First, Russian officials promised that they weren’t going to enforce their heinous ban on “gay propaganda” during the 2014 Sochi Olympics. Then, they changed their minds and said that, actually, they would absolutely be prosecuting athletes and visitors if they got a little too crazy with the “propagandizing.”
On Friday, the International Olympic Committee asked what it is, exactly, that the exceedingly broad Russian law intends to target as “propaganda.” (Good question! Probably a lot of things, like this and this.)
To get to the bottom of Russia’s homophobic mystery wrapped in an anti-gay enigma, IOC President Jacques Rogge asked for a definitive English translation of the law. “We have received all reassurances emanating from Mr. Dmitry Kozak, who is in charge of the organization of the Games in Sochi. We asked for written confirmation of these reassurances,” said Rogge.
“We received them yesterday, we have studied it this morning but there are still uncertainties and we have decided to ask for more clarification as of today. So we are waiting for this clarification before having final judgement on these reassurances.”
Rogge says the clarification of the law is important because the Olympic charter is very clear about its inclusion of LGBT athletes: “It says sport is a human right and should be available to all regardless of race, sex or sexual orientation,” he said.
NASA astronaut Mike Hopkins
On December 28, 2013, Expedition 38 crew member Mike Hopkins participating in the second of two space walks to replace a degraded pump module on the International Space Station. (NASA astronaut Rick Mastracchio is reflected in his helmet!)
The Soyuz TMA-10M
The Soyuz TMA-10M headed towards the International Space Station with crew members from Expedition 37 onboard.
40 years ago the Apollo 8 mission flew up to the moon, orbited it ten times and then returned to Earth. This picture was taken from that flight and shows the Earth as it seemingly rises in similar fashion to a sunrise.
Sunrise from Expedition 36
NASA Flight Engineer Karen L. Nyberg of Expedition 36 took this photo of the sun rising -- a sight they saw nearly 16 times per day due to the speed of the International Space Station's orbit around the earth.

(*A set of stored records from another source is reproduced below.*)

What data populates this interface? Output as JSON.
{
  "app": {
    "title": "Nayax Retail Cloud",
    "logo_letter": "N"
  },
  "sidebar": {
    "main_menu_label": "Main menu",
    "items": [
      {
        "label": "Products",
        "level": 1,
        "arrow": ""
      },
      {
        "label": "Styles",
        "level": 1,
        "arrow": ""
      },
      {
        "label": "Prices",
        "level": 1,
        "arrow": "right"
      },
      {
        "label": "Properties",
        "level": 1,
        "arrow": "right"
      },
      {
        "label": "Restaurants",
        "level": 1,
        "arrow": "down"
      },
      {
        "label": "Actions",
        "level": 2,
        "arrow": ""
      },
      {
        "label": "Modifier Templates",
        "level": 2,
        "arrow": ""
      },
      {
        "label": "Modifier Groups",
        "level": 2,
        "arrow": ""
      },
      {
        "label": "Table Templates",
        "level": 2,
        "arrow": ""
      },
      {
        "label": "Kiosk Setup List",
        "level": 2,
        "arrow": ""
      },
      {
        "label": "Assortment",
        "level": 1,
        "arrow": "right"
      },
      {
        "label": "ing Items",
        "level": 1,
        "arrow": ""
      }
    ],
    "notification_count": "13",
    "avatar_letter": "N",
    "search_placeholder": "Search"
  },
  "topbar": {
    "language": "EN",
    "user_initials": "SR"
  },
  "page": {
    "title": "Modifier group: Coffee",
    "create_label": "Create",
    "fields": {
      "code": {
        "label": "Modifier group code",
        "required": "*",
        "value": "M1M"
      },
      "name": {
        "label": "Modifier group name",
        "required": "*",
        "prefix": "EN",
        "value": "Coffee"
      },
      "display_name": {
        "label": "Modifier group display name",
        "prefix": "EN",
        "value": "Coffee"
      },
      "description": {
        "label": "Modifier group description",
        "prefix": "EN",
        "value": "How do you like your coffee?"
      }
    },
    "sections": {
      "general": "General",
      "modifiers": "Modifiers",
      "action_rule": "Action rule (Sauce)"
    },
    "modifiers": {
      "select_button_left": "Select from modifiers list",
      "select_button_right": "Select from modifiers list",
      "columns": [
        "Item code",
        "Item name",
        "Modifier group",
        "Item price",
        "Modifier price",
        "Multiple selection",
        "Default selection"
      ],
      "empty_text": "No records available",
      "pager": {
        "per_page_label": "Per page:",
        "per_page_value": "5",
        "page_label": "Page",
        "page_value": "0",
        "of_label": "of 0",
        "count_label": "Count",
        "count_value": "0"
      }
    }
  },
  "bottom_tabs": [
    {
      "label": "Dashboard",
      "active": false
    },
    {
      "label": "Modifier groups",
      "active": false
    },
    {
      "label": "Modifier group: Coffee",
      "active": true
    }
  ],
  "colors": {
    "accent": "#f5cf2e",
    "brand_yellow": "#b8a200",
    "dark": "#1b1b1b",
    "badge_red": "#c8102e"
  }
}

A pair of NanoRacks CubeSats -- nanosattelite spacecrafts carrying experiments -- were launched by Expedition 38.